There is almost nothing more exciting in a young dancer's life than her first pair of point shoes. Dancing "en pointe" or on the tips of one's toes, is the very essence of the ballet aesthetic. So it is quite natural for dancers to anticipate wearing the shoes that make this possible for quite some time.
However, there are many factors that influence the "correct" time for going on pointe, and for some, this means a longer wait. Waiting under the direction of a teacher is best for the dancer in the long run. If dancers are put into pointe shoes too soon, they often develop bad habits to compensate for lack of strength. These habits can be hard to break, delay progression, and even damage the effortless and floating aesthetic that is associated with dancing on pointe. Worse than this, injury can occur and permanent damage can be done to the structure of the foot.

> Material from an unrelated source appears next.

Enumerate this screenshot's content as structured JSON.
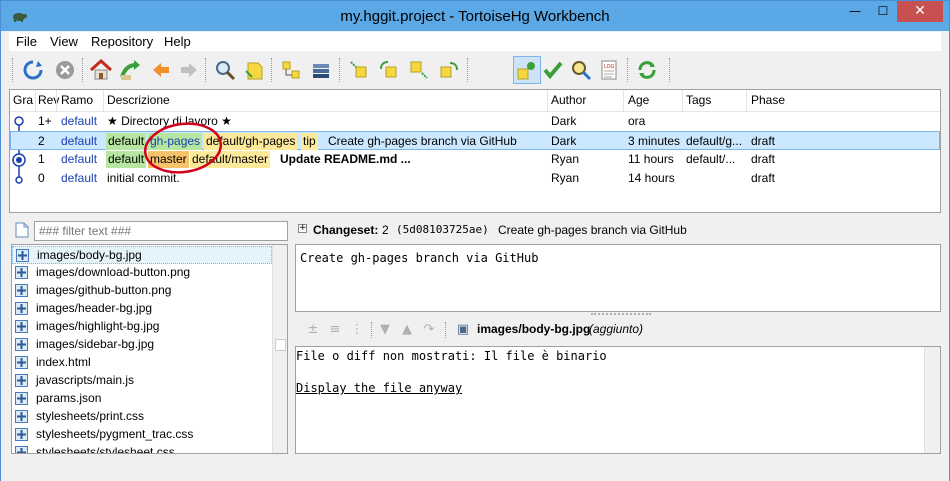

The teachers at Cache Valley Civic Ballet work closely with each student to determine the appropriate time for transitioning into pointe shoes. This time is not determined solely by age, or even years studying ballet. Dancers should be nearing their 11th birthday to protect growth plates in the foot, be taking a minimum of two ballet classes a week to develop the strength and coordination necessary for pointe work, and demonstrate proper alignment and strength in their work in demi-pointe (dancing on the ball of their foot), as well as in their ankles, knees, and hips.

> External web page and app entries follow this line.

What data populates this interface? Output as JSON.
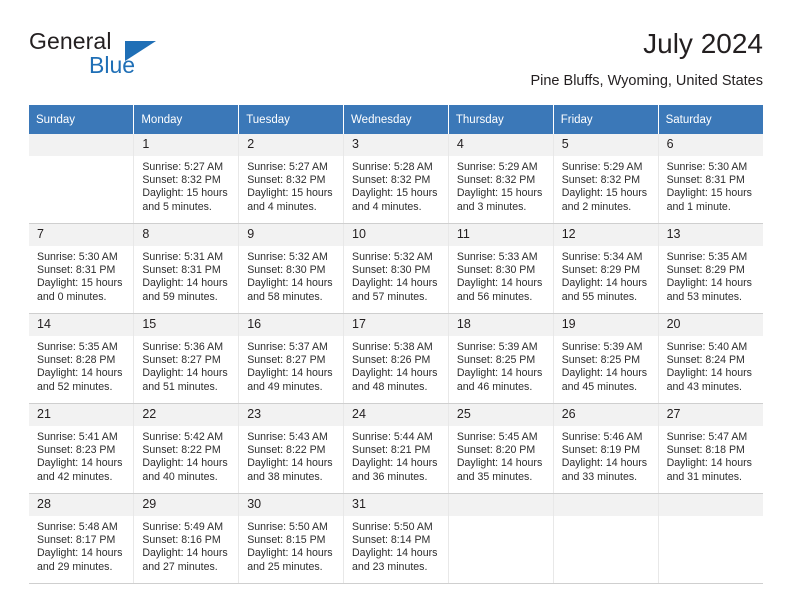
{
  "brand": {
    "name_part1": "General",
    "name_part2": "Blue",
    "triangle_color": "#1f6fb6"
  },
  "header": {
    "title": "July 2024",
    "location": "Pine Bluffs, Wyoming, United States"
  },
  "theme": {
    "header_blue": "#3b78b8",
    "date_band_gray": "#f2f2f2",
    "text_color": "#231f20"
  },
  "calendar": {
    "weekday_headers": [
      "Sunday",
      "Monday",
      "Tuesday",
      "Wednesday",
      "Thursday",
      "Friday",
      "Saturday"
    ],
    "weeks": [
      [
        {
          "day": "",
          "sunrise": "",
          "sunset": "",
          "daylight_line1": "",
          "daylight_line2": ""
        },
        {
          "day": "1",
          "sunrise": "Sunrise: 5:27 AM",
          "sunset": "Sunset: 8:32 PM",
          "daylight_line1": "Daylight: 15 hours",
          "daylight_line2": "and 5 minutes."
        },
        {
          "day": "2",
          "sunrise": "Sunrise: 5:27 AM",
          "sunset": "Sunset: 8:32 PM",
          "daylight_line1": "Daylight: 15 hours",
          "daylight_line2": "and 4 minutes."
        },
        {
          "day": "3",
          "sunrise": "Sunrise: 5:28 AM",
          "sunset": "Sunset: 8:32 PM",
          "daylight_line1": "Daylight: 15 hours",
          "daylight_line2": "and 4 minutes."
        },
        {
          "day": "4",
          "sunrise": "Sunrise: 5:29 AM",
          "sunset": "Sunset: 8:32 PM",
          "daylight_line1": "Daylight: 15 hours",
          "daylight_line2": "and 3 minutes."
        },
        {
          "day": "5",
          "sunrise": "Sunrise: 5:29 AM",
          "sunset": "Sunset: 8:32 PM",
          "daylight_line1": "Daylight: 15 hours",
          "daylight_line2": "and 2 minutes."
        },
        {
          "day": "6",
          "sunrise": "Sunrise: 5:30 AM",
          "sunset": "Sunset: 8:31 PM",
          "daylight_line1": "Daylight: 15 hours",
          "daylight_line2": "and 1 minute."
        }
      ],
      [
        {
          "day": "7",
          "sunrise": "Sunrise: 5:30 AM",
          "sunset": "Sunset: 8:31 PM",
          "daylight_line1": "Daylight: 15 hours",
          "daylight_line2": "and 0 minutes."
        },
        {
          "day": "8",
          "sunrise": "Sunrise: 5:31 AM",
          "sunset": "Sunset: 8:31 PM",
          "daylight_line1": "Daylight: 14 hours",
          "daylight_line2": "and 59 minutes."
        },
        {
          "day": "9",
          "sunrise": "Sunrise: 5:32 AM",
          "sunset": "Sunset: 8:30 PM",
          "daylight_line1": "Daylight: 14 hours",
          "daylight_line2": "and 58 minutes."
        },
        {
          "day": "10",
          "sunrise": "Sunrise: 5:32 AM",
          "sunset": "Sunset: 8:30 PM",
          "daylight_line1": "Daylight: 14 hours",
          "daylight_line2": "and 57 minutes."
        },
        {
          "day": "11",
          "sunrise": "Sunrise: 5:33 AM",
          "sunset": "Sunset: 8:30 PM",
          "daylight_line1": "Daylight: 14 hours",
          "daylight_line2": "and 56 minutes."
        },
        {
          "day": "12",
          "sunrise": "Sunrise: 5:34 AM",
          "sunset": "Sunset: 8:29 PM",
          "daylight_line1": "Daylight: 14 hours",
          "daylight_line2": "and 55 minutes."
        },
        {
          "day": "13",
          "sunrise": "Sunrise: 5:35 AM",
          "sunset": "Sunset: 8:29 PM",
          "daylight_line1": "Daylight: 14 hours",
          "daylight_line2": "and 53 minutes."
        }
      ],
      [
        {
          "day": "14",
          "sunrise": "Sunrise: 5:35 AM",
          "sunset": "Sunset: 8:28 PM",
          "daylight_line1": "Daylight: 14 hours",
          "daylight_line2": "and 52 minutes."
        },
        {
          "day": "15",
          "sunrise": "Sunrise: 5:36 AM",
          "sunset": "Sunset: 8:27 PM",
          "daylight_line1": "Daylight: 14 hours",
          "daylight_line2": "and 51 minutes."
        },
        {
          "day": "16",
          "sunrise": "Sunrise: 5:37 AM",
          "sunset": "Sunset: 8:27 PM",
          "daylight_line1": "Daylight: 14 hours",
          "daylight_line2": "and 49 minutes."
        },
        {
          "day": "17",
          "sunrise": "Sunrise: 5:38 AM",
          "sunset": "Sunset: 8:26 PM",
          "daylight_line1": "Daylight: 14 hours",
          "daylight_line2": "and 48 minutes."
        },
        {
          "day": "18",
          "sunrise": "Sunrise: 5:39 AM",
          "sunset": "Sunset: 8:25 PM",
          "daylight_line1": "Daylight: 14 hours",
          "daylight_line2": "and 46 minutes."
        },
        {
          "day": "19",
          "sunrise": "Sunrise: 5:39 AM",
          "sunset": "Sunset: 8:25 PM",
          "daylight_line1": "Daylight: 14 hours",
          "daylight_line2": "and 45 minutes."
        },
        {
          "day": "20",
          "sunrise": "Sunrise: 5:40 AM",
          "sunset": "Sunset: 8:24 PM",
          "daylight_line1": "Daylight: 14 hours",
          "daylight_line2": "and 43 minutes."
        }
      ],
      [
        {
          "day": "21",
          "sunrise": "Sunrise: 5:41 AM",
          "sunset": "Sunset: 8:23 PM",
          "daylight_line1": "Daylight: 14 hours",
          "daylight_line2": "and 42 minutes."
        },
        {
          "day": "22",
          "sunrise": "Sunrise: 5:42 AM",
          "sunset": "Sunset: 8:22 PM",
          "daylight_line1": "Daylight: 14 hours",
          "daylight_line2": "and 40 minutes."
        },
        {
          "day": "23",
          "sunrise": "Sunrise: 5:43 AM",
          "sunset": "Sunset: 8:22 PM",
          "daylight_line1": "Daylight: 14 hours",
          "daylight_line2": "and 38 minutes."
        },
        {
          "day": "24",
          "sunrise": "Sunrise: 5:44 AM",
          "sunset": "Sunset: 8:21 PM",
          "daylight_line1": "Daylight: 14 hours",
          "daylight_line2": "and 36 minutes."
        },
        {
          "day": "25",
          "sunrise": "Sunrise: 5:45 AM",
          "sunset": "Sunset: 8:20 PM",
          "daylight_line1": "Daylight: 14 hours",
          "daylight_line2": "and 35 minutes."
        },
        {
          "day": "26",
          "sunrise": "Sunrise: 5:46 AM",
          "sunset": "Sunset: 8:19 PM",
          "daylight_line1": "Daylight: 14 hours",
          "daylight_line2": "and 33 minutes."
        },
        {
          "day": "27",
          "sunrise": "Sunrise: 5:47 AM",
          "sunset": "Sunset: 8:18 PM",
          "daylight_line1": "Daylight: 14 hours",
          "daylight_line2": "and 31 minutes."
        }
      ],
      [
        {
          "day": "28",
          "sunrise": "Sunrise: 5:48 AM",
          "sunset": "Sunset: 8:17 PM",
          "daylight_line1": "Daylight: 14 hours",
          "daylight_line2": "and 29 minutes."
        },
        {
          "day": "29",
          "sunrise": "Sunrise: 5:49 AM",
          "sunset": "Sunset: 8:16 PM",
          "daylight_line1": "Daylight: 14 hours",
          "daylight_line2": "and 27 minutes."
        },
        {
          "day": "30",
          "sunrise": "Sunrise: 5:50 AM",
          "sunset": "Sunset: 8:15 PM",
          "daylight_line1": "Daylight: 14 hours",
          "daylight_line2": "and 25 minutes."
        },
        {
          "day": "31",
          "sunrise": "Sunrise: 5:50 AM",
          "sunset": "Sunset: 8:14 PM",
          "daylight_line1": "Daylight: 14 hours",
          "daylight_line2": "and 23 minutes."
        },
        {
          "day": "",
          "sunrise": "",
          "sunset": "",
          "daylight_line1": "",
          "daylight_line2": ""
        },
        {
          "day": "",
          "sunrise": "",
          "sunset": "",
          "daylight_line1": "",
          "daylight_line2": ""
        },
        {
          "day": "",
          "sunrise": "",
          "sunset": "",
          "daylight_line1": "",
          "daylight_line2": ""
        }
      ]
    ]
  }
}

So is there anything a dancer can do to rush readiness along? Teachers teaching levels preparing for pointe work will often give class time to developing strength in the muscles used standing on one's toes. Many of these exercises can be done at home once the dancer understands how to perform them properly. There are also foot specific workouts to finely target increasing strength and flexibility in the structure of the foot and ankle. And teachers love when students ask for and do this extra "homework."

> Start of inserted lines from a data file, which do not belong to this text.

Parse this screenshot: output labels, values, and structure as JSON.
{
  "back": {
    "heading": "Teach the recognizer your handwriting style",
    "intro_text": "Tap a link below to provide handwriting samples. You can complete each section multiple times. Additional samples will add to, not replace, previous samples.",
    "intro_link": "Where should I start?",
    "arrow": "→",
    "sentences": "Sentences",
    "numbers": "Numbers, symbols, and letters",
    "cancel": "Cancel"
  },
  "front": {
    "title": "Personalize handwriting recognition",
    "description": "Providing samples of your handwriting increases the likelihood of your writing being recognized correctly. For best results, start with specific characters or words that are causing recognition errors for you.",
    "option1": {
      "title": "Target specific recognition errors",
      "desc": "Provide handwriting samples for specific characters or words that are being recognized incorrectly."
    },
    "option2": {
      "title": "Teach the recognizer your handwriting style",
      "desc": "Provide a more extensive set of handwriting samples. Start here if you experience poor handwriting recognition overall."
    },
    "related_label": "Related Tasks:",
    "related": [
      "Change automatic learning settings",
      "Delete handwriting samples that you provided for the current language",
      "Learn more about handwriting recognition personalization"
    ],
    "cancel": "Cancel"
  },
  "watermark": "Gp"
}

Cache Valley Civic Ballet always welcomes it's dancers and their parents to have open discussions with our teachers concerning the readiness of each individual dancer. If you have a question, please ask! We recognize the trust you have placed in us for good training and we are committed to bringing out the best in each dancer!